You’ve been publicly accused of behaviour which breaks the most fundamental ethos of your chosen vocation. Which would you prefer:
1. To stand before an official inquiry in which evidence will be considered and you will have a chance to defend yourself, knowing the process will be relatively transparent and the results will be made public;
2. To receive a DVD of your performance in the mail with a neatly typed report and a promise of an imminent “discussion” with the boss that will stay forever behind closed doors, freeing the media to hang you as slowly as they please.
These are the trials which the two major players in HairBallGate will shortly face: Pakistan captain Inzamam-ul-Haq will experience the first this Friday, umpire Darrell Hair the second at an unknown time thereafter.

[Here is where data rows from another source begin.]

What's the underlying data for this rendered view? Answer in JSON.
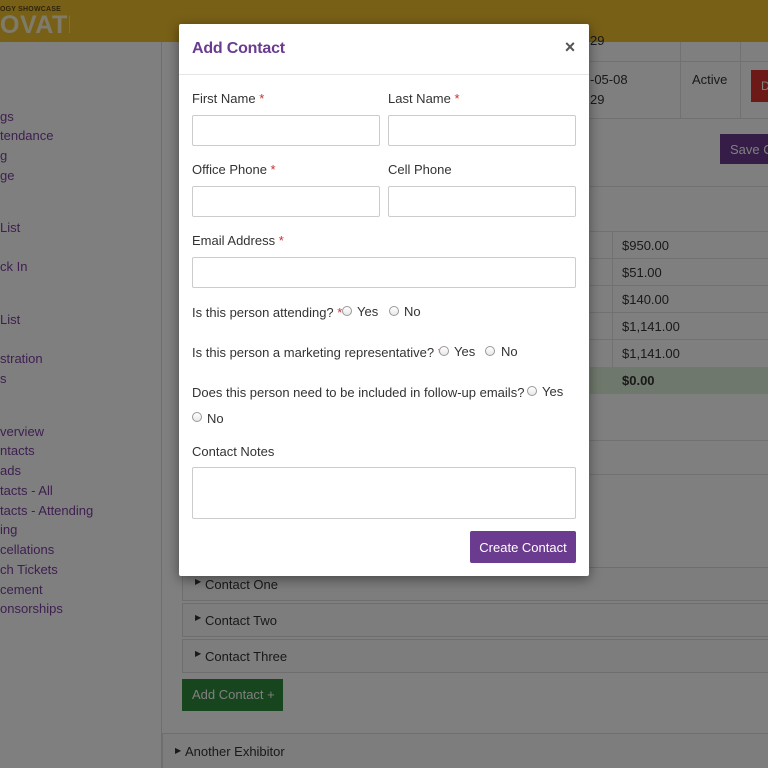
{
  "brand": {
    "small_text": "OGY SHOWCASE",
    "logo_text": "OVATE"
  },
  "sidebar": {
    "items": [
      {
        "label": "gs"
      },
      {
        "label": "tendance"
      },
      {
        "label": "g"
      },
      {
        "label": "ge"
      },
      {
        "label": "List"
      },
      {
        "label": "ck In"
      },
      {
        "label": "List"
      },
      {
        "label": "stration"
      },
      {
        "label": "s"
      },
      {
        "label": "verview"
      },
      {
        "label": "ntacts"
      },
      {
        "label": "ads"
      },
      {
        "label": "tacts - All"
      },
      {
        "label": "tacts - Attending"
      },
      {
        "label": "ing"
      },
      {
        "label": "cellations"
      },
      {
        "label": "ch Tickets"
      },
      {
        "label": "cement"
      },
      {
        "label": "onsorships"
      }
    ]
  },
  "background": {
    "top_time": "29",
    "row_date": "-05-08",
    "row_time": "29",
    "row_status": "Active",
    "delete_label": "D",
    "save_label": "Save C",
    "amounts": [
      "$950.00",
      "$51.00",
      "$140.00",
      "$1,141.00",
      "$1,141.00"
    ],
    "total_amount": "$0.00",
    "contacts": [
      "Contact One",
      "Contact Two",
      "Contact Three"
    ],
    "add_contact_label": "Add Contact +",
    "another_exhibitor_label": "Another Exhibitor"
  },
  "modal": {
    "title": "Add Contact",
    "close_symbol": "×",
    "required_mark": "*",
    "fields": {
      "first_name": {
        "label": "First Name",
        "value": ""
      },
      "last_name": {
        "label": "Last Name",
        "value": ""
      },
      "office_phone": {
        "label": "Office Phone",
        "value": ""
      },
      "cell_phone": {
        "label": "Cell Phone",
        "value": ""
      },
      "email": {
        "label": "Email Address",
        "value": ""
      },
      "notes": {
        "label": "Contact Notes",
        "value": ""
      }
    },
    "questions": {
      "attending": {
        "label": "Is this person attending?",
        "yes": "Yes",
        "no": "No"
      },
      "marketing": {
        "label": "Is this person a marketing representative?",
        "yes": "Yes",
        "no": "No"
      },
      "followup": {
        "label": "Does this person need to be included in follow-up emails?",
        "yes": "Yes",
        "no": "No"
      }
    },
    "submit_label": "Create Contact"
  },
  "colors": {
    "brand_yellow": "#f2c12e",
    "accent_purple": "#6b3b8f",
    "required_red": "#c9302c",
    "success_green": "#2e8b3a",
    "danger_red": "#d9322f"
  }
}
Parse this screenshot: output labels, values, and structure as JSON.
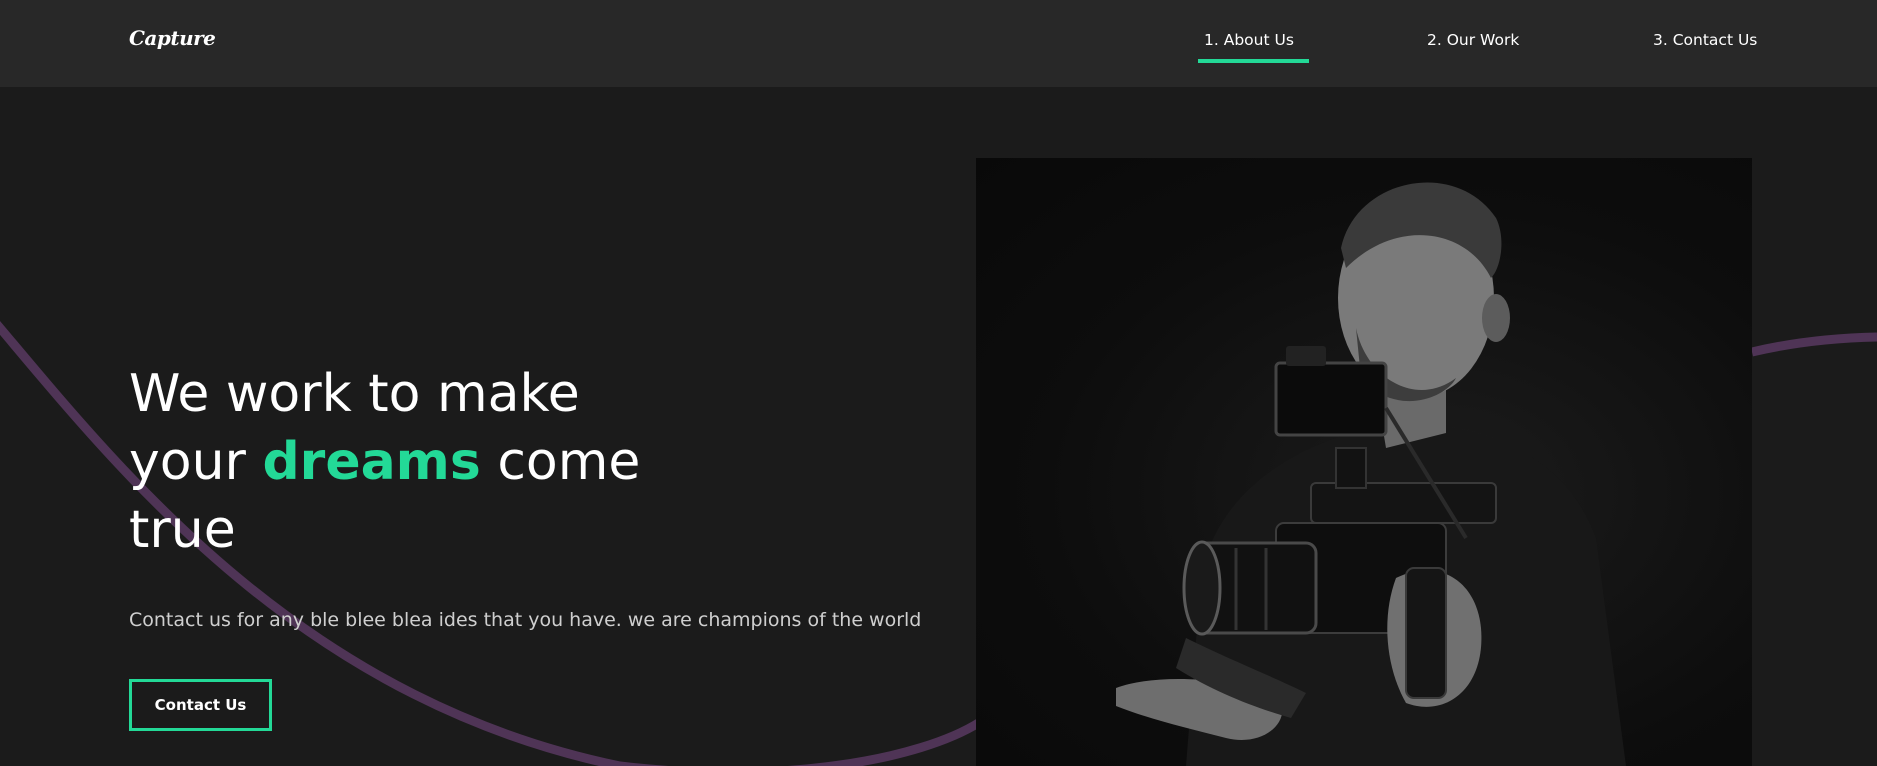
{
  "header": {
    "logo": "Capture",
    "nav": [
      {
        "label": "1. About Us",
        "active": true
      },
      {
        "label": "2. Our Work",
        "active": false
      },
      {
        "label": "3. Contact Us",
        "active": false
      }
    ]
  },
  "hero": {
    "headline_line1": "We work to make",
    "headline_line2_pre": "your ",
    "headline_line2_accent": "dreams",
    "headline_line2_post": " come",
    "headline_line3": "true",
    "description": "Contact us for any ble blee blea ides that you have. we are champions of the world",
    "cta_label": "Contact Us"
  },
  "colors": {
    "background": "#1b1b1b",
    "header": "#282828",
    "accent": "#23d997",
    "curve": "#5b3a60"
  },
  "icons": {
    "photo": "camera-operator-photo"
  }
}
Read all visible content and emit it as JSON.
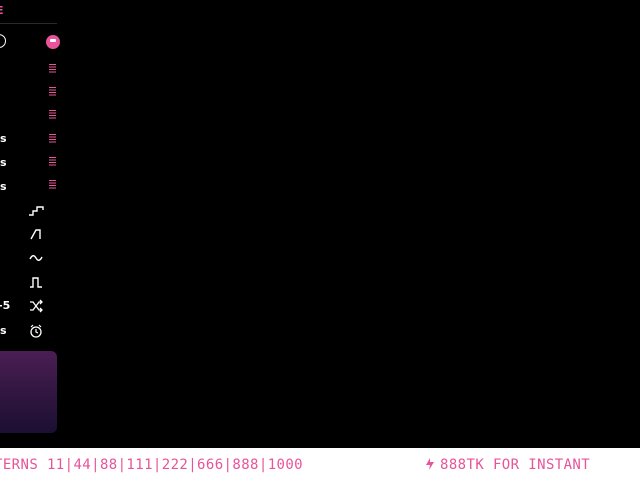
{
  "brand": {
    "logo_text": "E"
  },
  "colors": {
    "accent": "#e8539a",
    "background": "#000000",
    "ticker_bg": "#ffffff"
  },
  "sidebar": {
    "speed_labels": [
      "s",
      "s",
      "s"
    ],
    "range_label": "-5",
    "timer_label": "s",
    "icons": [
      "stairs-up-icon",
      "ramp-icon",
      "sine-wave-icon",
      "square-wave-icon",
      "shuffle-icon",
      "alarm-clock-icon"
    ]
  },
  "ticker": {
    "left_text": "TERNS 11|44|88|111|222|666|888|1000",
    "right_text": "888TK FOR INSTANT"
  }
}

Both processes are the work of the International Cricket Council, but only one of them can provide a satisfactory result for its central figure. The ICC, in its determination to protect umpires, has locked away its umpiring assessment procedures such that whatever judgement awaits Inzy will immediately be made known to the whole world, while we will only ever know what the ICC thinks of Darrell Hair’s performance if he is dropped from the Elite Umpires Panel.
So Hair will be tried by the media instead, a process which is as public as it is voracious. If you haven’t seen the coverage by now, here’s a sample of the current debate over Darrell Hair:
- “stubborn to the point of intransigence” – Derek Pringle, Telegraph (UK)
- “pathetic” – Rashid Latif, BBC
- “a villain … arbitrary … insensitive … a racist” – Ramiz Raja, The Nation (Pakistan)
- “a mini Hitler” – Imran Khan, The Nation (Pakistan)
- “a bonehead” – Peter Roebuck, The Age
There’s also a long list of mostly Australian columnists coming, as they see it, to Hair’s aid, but being called a “hero” is as useless as being called a Nazi. What Hair needs is a fair and transparent hearing, not a secret DVD in the mail.